Plain Jane Text Emails Can Rock!


Poor “Jane” is getting a bad rap when it comes to all-text email marketing. After all, it’s up to us to format our plain text emails so they’re really attractive, easy to read, and interesting, right? Too often we’re blaming less-than-thrilling results on the plain text format, when it could be our lack of content design that caused the “yawn heard round the world”.

So let’s go back to the basics for one blog and address the problem of “content” mapping or formatting, and why it matters to those of us who send all-text emails from time to time.

I’ve collaborated with a couple of online writers to come up with these suggestions, so we hope you find them useful. After the first few practice runs, it should only take a few minutes to incorporate these tips – and vastly improve your email marketing results.

Now, here’s the theme we want to hammer home about plain-text emails. More than any other format, it’s critical to create a CONVERSATION with all text – not a lecture, product brief, or mini-brochure.  So let’s think about that…how do we “converse”?

That’s right, in short exchanges, often punctuated with questions, exclamations, and “agreement” phrases (“right?”). Now you’re probably saying ‘sure, easy for a professional writer to do!’ Listen, if you can carry on an intelligent conversation for 2-3 minutes, YOU CAN DO THIS! No excuses! So…
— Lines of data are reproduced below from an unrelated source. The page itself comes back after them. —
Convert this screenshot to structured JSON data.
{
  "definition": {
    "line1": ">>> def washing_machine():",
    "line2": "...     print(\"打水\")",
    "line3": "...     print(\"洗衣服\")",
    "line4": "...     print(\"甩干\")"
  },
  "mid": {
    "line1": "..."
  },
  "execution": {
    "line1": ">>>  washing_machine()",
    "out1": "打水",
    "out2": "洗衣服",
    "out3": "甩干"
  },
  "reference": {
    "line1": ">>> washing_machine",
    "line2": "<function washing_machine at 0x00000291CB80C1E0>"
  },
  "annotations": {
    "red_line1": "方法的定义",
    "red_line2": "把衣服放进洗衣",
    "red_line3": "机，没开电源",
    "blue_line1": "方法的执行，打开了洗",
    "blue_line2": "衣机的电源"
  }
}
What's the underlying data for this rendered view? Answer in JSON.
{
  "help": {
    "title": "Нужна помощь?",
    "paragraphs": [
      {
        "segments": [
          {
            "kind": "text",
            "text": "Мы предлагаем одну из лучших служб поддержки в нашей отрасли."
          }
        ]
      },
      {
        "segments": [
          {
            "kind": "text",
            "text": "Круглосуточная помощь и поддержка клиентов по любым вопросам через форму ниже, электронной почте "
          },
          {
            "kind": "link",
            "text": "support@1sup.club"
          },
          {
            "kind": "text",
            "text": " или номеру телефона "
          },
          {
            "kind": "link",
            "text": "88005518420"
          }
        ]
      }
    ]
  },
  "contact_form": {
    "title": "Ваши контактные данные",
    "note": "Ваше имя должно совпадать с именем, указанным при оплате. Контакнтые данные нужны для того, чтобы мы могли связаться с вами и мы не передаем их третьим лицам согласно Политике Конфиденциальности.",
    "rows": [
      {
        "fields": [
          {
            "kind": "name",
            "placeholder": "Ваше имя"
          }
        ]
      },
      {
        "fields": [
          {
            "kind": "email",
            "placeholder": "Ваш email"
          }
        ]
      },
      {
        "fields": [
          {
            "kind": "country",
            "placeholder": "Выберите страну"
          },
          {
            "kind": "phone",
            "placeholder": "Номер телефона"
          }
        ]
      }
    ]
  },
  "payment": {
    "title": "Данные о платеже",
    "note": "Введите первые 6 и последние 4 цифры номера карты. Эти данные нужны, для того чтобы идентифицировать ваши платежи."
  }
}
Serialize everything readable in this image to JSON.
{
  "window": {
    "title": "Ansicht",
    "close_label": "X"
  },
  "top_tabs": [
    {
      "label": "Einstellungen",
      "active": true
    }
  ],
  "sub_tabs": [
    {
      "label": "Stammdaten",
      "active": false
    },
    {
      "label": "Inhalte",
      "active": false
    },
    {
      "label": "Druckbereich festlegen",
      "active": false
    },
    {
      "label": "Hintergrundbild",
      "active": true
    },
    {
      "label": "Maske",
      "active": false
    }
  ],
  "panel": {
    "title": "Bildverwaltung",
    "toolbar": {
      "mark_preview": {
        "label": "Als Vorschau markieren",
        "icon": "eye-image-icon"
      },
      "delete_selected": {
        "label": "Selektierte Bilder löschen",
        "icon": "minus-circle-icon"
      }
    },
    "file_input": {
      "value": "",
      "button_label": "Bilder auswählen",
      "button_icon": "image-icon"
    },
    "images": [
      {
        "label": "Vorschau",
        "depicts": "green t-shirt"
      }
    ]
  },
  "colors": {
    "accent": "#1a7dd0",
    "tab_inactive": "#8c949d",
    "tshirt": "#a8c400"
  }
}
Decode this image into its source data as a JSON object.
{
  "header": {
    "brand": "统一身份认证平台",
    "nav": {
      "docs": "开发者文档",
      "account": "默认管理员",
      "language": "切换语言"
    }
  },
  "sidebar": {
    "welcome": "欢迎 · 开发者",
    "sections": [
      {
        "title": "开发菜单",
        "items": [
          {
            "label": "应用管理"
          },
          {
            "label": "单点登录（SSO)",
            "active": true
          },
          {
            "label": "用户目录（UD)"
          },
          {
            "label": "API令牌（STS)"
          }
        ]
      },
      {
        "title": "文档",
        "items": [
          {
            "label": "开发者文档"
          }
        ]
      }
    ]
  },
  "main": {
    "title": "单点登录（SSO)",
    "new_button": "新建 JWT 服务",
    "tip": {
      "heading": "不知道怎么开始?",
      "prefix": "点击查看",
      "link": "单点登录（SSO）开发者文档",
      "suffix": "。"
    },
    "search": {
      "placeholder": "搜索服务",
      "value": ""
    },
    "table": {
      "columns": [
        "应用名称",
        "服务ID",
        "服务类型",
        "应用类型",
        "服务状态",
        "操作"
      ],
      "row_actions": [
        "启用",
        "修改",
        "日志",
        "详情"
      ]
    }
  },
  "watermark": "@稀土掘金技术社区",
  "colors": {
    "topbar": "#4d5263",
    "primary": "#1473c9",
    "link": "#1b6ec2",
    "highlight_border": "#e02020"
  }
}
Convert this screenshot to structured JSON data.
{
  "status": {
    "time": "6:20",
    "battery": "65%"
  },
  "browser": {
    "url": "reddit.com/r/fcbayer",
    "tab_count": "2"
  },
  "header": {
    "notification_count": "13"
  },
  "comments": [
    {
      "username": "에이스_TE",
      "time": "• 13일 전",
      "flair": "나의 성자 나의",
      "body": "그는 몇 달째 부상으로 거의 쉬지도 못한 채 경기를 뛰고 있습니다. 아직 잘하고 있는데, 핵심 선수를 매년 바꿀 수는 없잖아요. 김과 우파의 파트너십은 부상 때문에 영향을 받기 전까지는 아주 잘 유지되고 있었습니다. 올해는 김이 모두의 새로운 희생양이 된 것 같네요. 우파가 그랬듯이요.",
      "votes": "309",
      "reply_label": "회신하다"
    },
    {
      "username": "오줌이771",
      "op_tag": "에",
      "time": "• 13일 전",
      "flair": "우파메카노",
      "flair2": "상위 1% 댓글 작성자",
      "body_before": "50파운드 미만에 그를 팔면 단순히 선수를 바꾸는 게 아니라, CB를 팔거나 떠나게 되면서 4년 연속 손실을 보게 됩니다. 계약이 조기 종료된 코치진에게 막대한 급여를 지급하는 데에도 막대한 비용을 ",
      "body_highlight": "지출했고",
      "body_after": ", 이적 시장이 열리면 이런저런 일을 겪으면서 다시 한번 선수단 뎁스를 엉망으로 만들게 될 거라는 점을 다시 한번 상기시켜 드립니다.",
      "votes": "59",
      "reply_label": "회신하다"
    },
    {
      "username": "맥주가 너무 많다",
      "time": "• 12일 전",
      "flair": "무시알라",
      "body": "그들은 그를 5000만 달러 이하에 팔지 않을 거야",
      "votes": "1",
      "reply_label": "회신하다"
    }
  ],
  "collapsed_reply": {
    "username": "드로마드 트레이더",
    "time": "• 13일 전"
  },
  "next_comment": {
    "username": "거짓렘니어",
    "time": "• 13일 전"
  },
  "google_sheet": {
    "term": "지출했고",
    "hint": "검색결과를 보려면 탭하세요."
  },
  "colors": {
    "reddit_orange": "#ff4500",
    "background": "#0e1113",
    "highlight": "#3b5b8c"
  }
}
1.    Chunking:  Our writer calls content mapping “chunking” so let’s go with that. It means separating your paragraphs into no more than 2-3 sentences (forget the 5-sentence rule) of interesting, related content. What does that look like? Is it more than 5 lines?

2.    Line Length: Now format the content so that each line is @ 70 characters long. Less is even better if you have a large mobile audience. Gmail is going to cut it off @ 130 characters anyway, so keeping it short means less ungainly wrapping and MUCH faster and easier scanning. The goal is to create small chunks of no more than 3-4 lines.

3.    Headers and Subheads: Use the same care and creativity you put into your titles and subject lines to break up your content “chunks’. Leave breathing space between each section, and space after each header/subhead. Accent with symbols, icons, shapes, etc. to catch the scanning eye. Let your readers choose if, and what, they want to read.

4.    Content Design Review: Look at your completed email message. Is it too long overall? Focus more on design “stopping power”, readability, and ease of scanning. Can each “chunk” stand on its own? Are the sections in the right order for maximum impact? Do my eyes strain anywhere to find content or separate topics? Good, you’re done!

So keep these “chunking” and content design practices in mind when you’re creating your all–text email messages and be amazed at the power of “Plain Jane”!!!

  • Great post on email marketing! How do we get people to actually open the email in the first place? People are bombarded with emails every day.


  • Good work breaking it down to points.
    I have seen people closing the mails just seeing the number of lines in it.
    SO as always ‘Keep it short, Keep it smart’.

    Sean Miller

  • Piotr Krupa

    Thank you for your comments. You are absolutely right!

    Please let us know what email marketing tips would be useful and interesting to you, so we can offer even more valuable content 🙂

    GetResponse Team

  • I certainly think its essential to keep one self upto date

  • wbx

    is it possible to add a clickable link in Plain-text message in Getresponse?

  • Karolina_Stefanowicz

    Hi – you can’t do that, in general, however, if you use the format of a url, some inbox clients will render it as clickable links.